■ BRIEF ■
In the material below, the lines containing the word "label" are required; copy each of them.

■ DATA EXTRACT ■
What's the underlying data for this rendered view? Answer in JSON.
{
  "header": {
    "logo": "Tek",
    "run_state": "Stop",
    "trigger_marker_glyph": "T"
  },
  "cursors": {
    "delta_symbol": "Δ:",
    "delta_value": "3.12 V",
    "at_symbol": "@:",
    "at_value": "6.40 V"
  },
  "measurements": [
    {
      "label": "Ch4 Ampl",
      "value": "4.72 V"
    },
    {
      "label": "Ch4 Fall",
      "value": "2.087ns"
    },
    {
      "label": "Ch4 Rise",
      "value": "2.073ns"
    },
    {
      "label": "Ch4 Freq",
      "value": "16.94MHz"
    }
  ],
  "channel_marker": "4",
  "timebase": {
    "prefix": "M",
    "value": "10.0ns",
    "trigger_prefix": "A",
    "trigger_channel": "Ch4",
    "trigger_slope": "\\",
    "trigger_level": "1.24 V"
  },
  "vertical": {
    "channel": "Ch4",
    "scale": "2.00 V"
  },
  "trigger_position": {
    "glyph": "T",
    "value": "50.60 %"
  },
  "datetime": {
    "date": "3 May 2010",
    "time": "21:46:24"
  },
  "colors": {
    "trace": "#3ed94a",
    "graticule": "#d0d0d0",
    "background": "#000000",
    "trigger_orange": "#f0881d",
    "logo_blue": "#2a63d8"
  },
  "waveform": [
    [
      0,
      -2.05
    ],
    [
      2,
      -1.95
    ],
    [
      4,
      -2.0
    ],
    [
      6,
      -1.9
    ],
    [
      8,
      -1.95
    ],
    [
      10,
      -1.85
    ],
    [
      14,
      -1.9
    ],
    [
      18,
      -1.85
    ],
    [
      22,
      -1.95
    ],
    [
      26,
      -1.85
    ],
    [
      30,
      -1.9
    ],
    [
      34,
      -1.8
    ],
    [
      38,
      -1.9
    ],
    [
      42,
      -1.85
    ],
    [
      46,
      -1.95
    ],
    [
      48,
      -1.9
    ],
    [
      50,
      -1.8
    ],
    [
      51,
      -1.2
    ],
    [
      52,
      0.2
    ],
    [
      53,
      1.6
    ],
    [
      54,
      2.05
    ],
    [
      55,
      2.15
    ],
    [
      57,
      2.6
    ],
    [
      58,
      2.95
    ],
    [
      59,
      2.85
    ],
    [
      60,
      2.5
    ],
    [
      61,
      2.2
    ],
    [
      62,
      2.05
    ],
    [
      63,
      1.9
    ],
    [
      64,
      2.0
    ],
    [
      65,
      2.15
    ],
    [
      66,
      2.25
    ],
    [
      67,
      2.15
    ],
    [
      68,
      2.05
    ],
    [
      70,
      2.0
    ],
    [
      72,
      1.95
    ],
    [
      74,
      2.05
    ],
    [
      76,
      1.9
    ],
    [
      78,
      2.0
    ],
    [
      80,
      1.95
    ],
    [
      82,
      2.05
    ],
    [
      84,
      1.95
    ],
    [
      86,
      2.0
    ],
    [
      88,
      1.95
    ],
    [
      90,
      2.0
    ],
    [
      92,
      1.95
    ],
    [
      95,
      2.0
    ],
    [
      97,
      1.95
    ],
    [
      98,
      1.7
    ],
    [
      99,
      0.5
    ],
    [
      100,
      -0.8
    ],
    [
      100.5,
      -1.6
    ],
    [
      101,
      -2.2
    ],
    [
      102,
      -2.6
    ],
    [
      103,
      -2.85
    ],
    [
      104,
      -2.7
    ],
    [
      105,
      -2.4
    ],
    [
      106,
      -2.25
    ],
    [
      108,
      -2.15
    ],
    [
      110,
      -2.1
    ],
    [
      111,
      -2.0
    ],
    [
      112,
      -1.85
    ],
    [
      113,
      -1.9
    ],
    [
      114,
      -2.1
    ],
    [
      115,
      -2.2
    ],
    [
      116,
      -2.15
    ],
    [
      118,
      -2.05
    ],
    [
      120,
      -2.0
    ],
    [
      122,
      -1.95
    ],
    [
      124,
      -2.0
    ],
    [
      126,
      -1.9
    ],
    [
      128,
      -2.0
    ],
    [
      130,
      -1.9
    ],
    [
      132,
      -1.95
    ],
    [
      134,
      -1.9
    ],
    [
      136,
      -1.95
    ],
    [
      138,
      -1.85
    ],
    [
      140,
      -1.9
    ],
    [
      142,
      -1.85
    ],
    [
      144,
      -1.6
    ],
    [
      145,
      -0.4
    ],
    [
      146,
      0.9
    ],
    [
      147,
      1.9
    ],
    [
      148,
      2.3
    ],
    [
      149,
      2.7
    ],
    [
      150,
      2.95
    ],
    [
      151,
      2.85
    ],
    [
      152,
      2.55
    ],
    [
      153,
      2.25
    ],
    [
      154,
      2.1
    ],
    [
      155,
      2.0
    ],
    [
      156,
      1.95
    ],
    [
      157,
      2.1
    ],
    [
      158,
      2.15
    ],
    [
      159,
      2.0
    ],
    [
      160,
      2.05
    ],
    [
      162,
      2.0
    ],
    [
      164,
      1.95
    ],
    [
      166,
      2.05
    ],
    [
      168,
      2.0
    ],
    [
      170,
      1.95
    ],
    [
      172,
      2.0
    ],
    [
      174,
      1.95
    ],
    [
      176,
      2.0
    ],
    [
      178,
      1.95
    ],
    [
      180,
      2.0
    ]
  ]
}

■ FINISHED EXERCISE ■
      "label": "Ch4 Ampl",
      "label": "Ch4 Fall",
      "label": "Ch4 Rise",
      "label": "Ch4 Freq",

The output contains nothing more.